May is Observed as National Mental Health Month

Good afternoon Commissioners, County Manager Steen, Madame Clerk Draughn, Attorney Simpson

May is Observed as National Mental Health Month.

Burke County is known regionally, state-wide, and nationally for best in care, and among the most concentrated locales of professionals dedicated to hospitalized mental health treatment.

However, for our citizen residents who daily go about seeking work, while dealing with depression or grief, who struggle with balancing work and family, or are dealing with the “accepted’ stresses of daily living, — mental health preventative therapeutic counseling is not always accessible as one would think.

Increasingly,  we hear and see reports of persons of all ages — children, adolescents, adults, and even seniors — withdrawing into themselves; suffering discouragement, depression, and loss of hope.   Even more so are the horrific instances in the news and TV of persons lashing out with destructive behaviors, all too often threatening, or killing themselves, harming or killing others.  A recent report indicates there were more than 1300 suicides in North Carolina last year.  Burke County was unfortunately among the top incident counties.

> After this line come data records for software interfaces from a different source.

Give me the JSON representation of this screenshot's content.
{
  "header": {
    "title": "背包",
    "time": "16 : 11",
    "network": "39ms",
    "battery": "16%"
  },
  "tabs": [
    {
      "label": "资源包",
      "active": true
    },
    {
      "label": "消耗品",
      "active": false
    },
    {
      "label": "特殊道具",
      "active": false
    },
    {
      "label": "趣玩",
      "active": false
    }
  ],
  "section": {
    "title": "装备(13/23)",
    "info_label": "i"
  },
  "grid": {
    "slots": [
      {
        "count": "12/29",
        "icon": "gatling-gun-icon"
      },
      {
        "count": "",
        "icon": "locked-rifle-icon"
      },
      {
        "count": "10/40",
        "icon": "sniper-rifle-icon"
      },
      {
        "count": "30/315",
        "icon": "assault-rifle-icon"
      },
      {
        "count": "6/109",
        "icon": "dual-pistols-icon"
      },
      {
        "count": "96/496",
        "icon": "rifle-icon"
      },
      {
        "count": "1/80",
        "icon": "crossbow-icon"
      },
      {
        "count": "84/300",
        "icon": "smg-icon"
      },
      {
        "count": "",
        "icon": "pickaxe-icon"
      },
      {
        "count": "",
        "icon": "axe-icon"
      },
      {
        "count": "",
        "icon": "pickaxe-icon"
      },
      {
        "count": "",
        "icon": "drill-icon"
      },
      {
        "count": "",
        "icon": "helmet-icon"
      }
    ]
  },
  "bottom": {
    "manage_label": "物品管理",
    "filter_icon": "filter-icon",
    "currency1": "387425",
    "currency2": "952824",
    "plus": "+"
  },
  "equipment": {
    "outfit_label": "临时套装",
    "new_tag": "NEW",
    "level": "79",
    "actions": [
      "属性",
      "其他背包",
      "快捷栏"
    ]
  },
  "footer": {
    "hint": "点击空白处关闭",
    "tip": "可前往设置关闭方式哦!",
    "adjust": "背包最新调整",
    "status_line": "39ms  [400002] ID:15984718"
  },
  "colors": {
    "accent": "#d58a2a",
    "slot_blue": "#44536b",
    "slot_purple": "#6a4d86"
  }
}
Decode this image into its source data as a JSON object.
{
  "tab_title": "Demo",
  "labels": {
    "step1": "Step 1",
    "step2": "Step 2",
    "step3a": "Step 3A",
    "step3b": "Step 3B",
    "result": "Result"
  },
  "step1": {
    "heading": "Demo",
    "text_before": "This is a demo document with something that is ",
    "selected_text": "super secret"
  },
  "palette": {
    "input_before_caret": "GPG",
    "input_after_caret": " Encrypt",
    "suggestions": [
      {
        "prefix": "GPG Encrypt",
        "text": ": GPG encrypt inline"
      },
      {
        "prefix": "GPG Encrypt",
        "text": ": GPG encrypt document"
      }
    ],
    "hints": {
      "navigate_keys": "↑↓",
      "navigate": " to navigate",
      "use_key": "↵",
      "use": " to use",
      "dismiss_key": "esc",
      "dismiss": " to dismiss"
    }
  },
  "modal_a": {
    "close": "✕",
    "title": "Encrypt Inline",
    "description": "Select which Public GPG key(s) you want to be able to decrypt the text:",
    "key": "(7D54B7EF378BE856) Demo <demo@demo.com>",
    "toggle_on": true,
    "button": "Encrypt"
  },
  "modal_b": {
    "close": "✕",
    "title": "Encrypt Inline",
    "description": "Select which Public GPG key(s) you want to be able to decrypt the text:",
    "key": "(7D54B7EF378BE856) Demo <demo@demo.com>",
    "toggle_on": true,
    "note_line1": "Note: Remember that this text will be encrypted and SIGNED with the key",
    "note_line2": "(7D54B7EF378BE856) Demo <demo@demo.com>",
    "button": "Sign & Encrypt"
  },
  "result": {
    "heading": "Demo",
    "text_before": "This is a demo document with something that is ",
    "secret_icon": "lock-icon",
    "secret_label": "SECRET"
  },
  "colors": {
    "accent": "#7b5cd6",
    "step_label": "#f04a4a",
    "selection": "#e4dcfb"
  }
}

Today the safety net of government mental health services is being stretched to breaking, and significantly challenged with cuts in program, access, and budgetary funding.

Never before has the need for mental health services been more in the forefront.  Being proactive, and providing for mental health counseling requires the awareness of both the public, and support by citizens, businesses, churches, schools and institutions to help erase the stigma of mental illness that prevents one in four persons from seeking help.

Twelve years ago in 2004, Mimosa Christian Counseling Center was founded for all of Burke citizens, as a “community of faith” supported mission outreach.  MCCC opened its doors as a refuge for those suffering mental anguish.  Over 2300 individuals and families have been aided by the certified counselors of MCCC.  Today, over 30% of those being assisted by MCCC are unable to access traditional counseling. This may be due to lack of insurance, or personal financial inability to afford care.  Many are now the working poor, earning too much for Medicaid, or insured with deductibles so high as to be basically uninsured.  These persons need on-going therapy beyond a visit or two available from other sources, charities, or perhaps their own church’s resources.  As a community based non-profit, MCCC remains a unique provider to those in need, but requires the prayers, and support of the public, businesses, and area churches. Private donations now more than ever are needed to continue the MCCC mission of restoring hope for individuals, children and families without regard to religious affiliation or their ability to pay.

Chairman Abele, Commissioners,— this month, Mimosa Christian Counseling Center joins with mental health professionals throughout our state and country to bring attention to the seriousness and scope of mental health issues around us.

We ask that you as elected leaders of our county join with us in our resolve to promote awareness for  good mental health for all citizens, and to provide access to therapeutic counseling for those in need